My sewing circle sister, Rosanne Cash (I know! I’m so lucky! She’s the best!), has a new album coming out TOMORROW. NPR Music is streaming the entire album on First Listen, so on Saturday morning, I settled in for a good, long First Wallow.
The album is called She Remembers Everything. And much of what She remembers, I remember. I feel like Rosanne is speaking the experience of women generally, and more specifically women our age. She gets it: long partnership, little children, grown children, looming mortality, outliving people we don’t know how to live without, what passes away, what remains, what we may leave behind when it’s our turn. Wonderful musicians and singers pitch in on this record; it rocks, it swings, it hearkens to the deep past and is of this moment, now. It’s just the best. I am 100% biased by friendship and admiration. I am also 100% correct. Go listen.
I thought I would see how many listens of She Remembers Everything would add up to a Slip-Stitch Cap.
The answer: 3 listens, plus a little late-night Vera-watching to work the crown decreases.

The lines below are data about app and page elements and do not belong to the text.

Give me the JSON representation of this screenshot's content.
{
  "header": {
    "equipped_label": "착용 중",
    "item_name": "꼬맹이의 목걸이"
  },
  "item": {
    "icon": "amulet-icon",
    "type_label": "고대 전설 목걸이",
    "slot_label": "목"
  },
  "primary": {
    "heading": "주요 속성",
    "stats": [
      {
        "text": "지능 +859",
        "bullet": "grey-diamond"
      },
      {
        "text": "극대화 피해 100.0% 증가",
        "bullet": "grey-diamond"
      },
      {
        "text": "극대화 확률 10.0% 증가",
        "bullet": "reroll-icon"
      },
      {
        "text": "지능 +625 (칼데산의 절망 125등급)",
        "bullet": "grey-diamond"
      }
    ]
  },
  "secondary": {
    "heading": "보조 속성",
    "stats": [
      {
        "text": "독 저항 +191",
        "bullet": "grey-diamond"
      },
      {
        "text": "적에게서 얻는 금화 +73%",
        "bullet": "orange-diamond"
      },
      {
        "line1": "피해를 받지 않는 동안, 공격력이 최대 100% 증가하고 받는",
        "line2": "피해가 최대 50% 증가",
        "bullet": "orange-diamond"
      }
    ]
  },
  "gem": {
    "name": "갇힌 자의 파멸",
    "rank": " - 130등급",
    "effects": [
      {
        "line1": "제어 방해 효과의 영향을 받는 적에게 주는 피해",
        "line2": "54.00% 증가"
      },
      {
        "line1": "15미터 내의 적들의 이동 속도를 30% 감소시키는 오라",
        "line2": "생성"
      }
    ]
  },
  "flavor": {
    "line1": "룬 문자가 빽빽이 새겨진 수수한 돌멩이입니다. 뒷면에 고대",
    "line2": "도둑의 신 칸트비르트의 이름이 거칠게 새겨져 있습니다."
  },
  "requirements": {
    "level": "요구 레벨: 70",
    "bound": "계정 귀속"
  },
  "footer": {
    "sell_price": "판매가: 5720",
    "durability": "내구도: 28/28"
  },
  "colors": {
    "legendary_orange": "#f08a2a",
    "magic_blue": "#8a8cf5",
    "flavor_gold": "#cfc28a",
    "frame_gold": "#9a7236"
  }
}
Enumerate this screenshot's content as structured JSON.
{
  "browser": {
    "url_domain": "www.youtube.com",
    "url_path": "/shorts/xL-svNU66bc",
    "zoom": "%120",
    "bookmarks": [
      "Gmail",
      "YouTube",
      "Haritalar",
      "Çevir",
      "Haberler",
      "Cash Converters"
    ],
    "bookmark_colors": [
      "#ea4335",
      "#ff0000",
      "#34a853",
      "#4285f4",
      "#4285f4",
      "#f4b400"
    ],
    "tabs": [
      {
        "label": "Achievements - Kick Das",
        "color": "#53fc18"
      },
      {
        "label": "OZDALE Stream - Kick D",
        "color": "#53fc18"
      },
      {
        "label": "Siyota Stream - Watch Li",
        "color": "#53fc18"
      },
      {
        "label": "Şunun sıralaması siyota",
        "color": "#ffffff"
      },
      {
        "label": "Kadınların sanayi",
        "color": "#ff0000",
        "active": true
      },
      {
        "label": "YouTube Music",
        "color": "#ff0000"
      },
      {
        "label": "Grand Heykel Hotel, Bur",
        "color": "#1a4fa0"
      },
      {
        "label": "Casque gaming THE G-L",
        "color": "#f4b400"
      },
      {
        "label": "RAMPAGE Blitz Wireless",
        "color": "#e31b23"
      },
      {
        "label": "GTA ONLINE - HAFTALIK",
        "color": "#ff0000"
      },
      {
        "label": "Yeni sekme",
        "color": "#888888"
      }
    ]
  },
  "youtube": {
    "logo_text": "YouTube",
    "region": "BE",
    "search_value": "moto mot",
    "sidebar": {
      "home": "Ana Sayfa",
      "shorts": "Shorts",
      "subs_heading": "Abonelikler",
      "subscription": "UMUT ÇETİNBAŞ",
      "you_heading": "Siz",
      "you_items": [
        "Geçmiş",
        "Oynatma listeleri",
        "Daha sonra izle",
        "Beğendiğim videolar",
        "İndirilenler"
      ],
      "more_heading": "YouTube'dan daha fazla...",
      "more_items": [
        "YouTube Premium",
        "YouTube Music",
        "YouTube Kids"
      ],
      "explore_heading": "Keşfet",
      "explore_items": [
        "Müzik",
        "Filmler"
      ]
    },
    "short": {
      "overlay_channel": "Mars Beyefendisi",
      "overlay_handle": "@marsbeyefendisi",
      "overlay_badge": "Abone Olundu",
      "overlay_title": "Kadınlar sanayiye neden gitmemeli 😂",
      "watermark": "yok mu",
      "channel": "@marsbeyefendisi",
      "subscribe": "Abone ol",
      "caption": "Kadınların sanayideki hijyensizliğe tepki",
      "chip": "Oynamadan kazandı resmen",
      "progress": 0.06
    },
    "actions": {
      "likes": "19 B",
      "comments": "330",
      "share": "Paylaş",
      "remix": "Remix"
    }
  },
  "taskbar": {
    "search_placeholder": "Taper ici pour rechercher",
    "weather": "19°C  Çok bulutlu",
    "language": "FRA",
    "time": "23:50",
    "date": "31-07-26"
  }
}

Behold the beauty of the WS of a slip-stitch pattern.
I picked my Studio Chunky colors (Edgewood/dark green and Rosemont/lighter green) when I was in Nashville last month, based on what we had the most of at that time, so as not to deprive another knitter of a color they wanted. (I’m waiting on my Nobel Prize for Selflessness.) (We got a re-stock from Baltimore—thanks, Karida!—so I could have taken any colors I wanted, and I still like these.)
As I knitted and listened, I realized: these are exactly the colors Rosanne would choose. A redhead/fuschiahead/maroonhead, she gravitates toward deep greens, and loves a deep cast of indigo. She also has an excellent hat head, and wears hats.
So I think I’ve hit on my Sewing Circle Holiday Present for 2018. Send moar yarrrrn!
Slow Fashion Forever
For a whole month, I’ve been following Slow Fashion October, a fascinating project from the amazing Karen Templer. (If you’re curious, Dear Reader, dial up the hashtag #slowfashionoctober on Instagram, and dig into the excellent Fringe Association blog posts on the subject.) There are a lot of nuances and layers to the topic. I’ve never jumped in and participated in the hashtag myself, but it’s educated me beyond measure.
Cristina Shiffman, MDK’s social media maven, recently sent us a link to this article from an online magazine by Toast, the UK clothing retailer. It’s a portrait of Kat Bazeley, an English veterinarian. While reading about the Toast pieces in Kat’s wardrobe that have stood the test of time, we learn that she is a knitter of many years, and has a glorious collection of handknit colorwork vests and sweaters, including pieces that are recognizably by Kaffe Fassett.
Kat Bazeley’s sweaters. Photo by Elena Heatherwick for Toast. how many patterns can you name?
Kat Bazeley is my new icon of Slow Fashion. I love to think of those gorgeous knits going into the field with Kat to gather data on heifer weight, or to groom a horse. I love that over time she has altered her favorite Toast trousers to make them last longer or fit better. No muss, no fuss, just undeniable style. The photographs are incredible. Color me inspired. I look forward to a year of slow fashion, aka knitting, buying, wearing and taking care of well-made clothes, all with more mindfulness.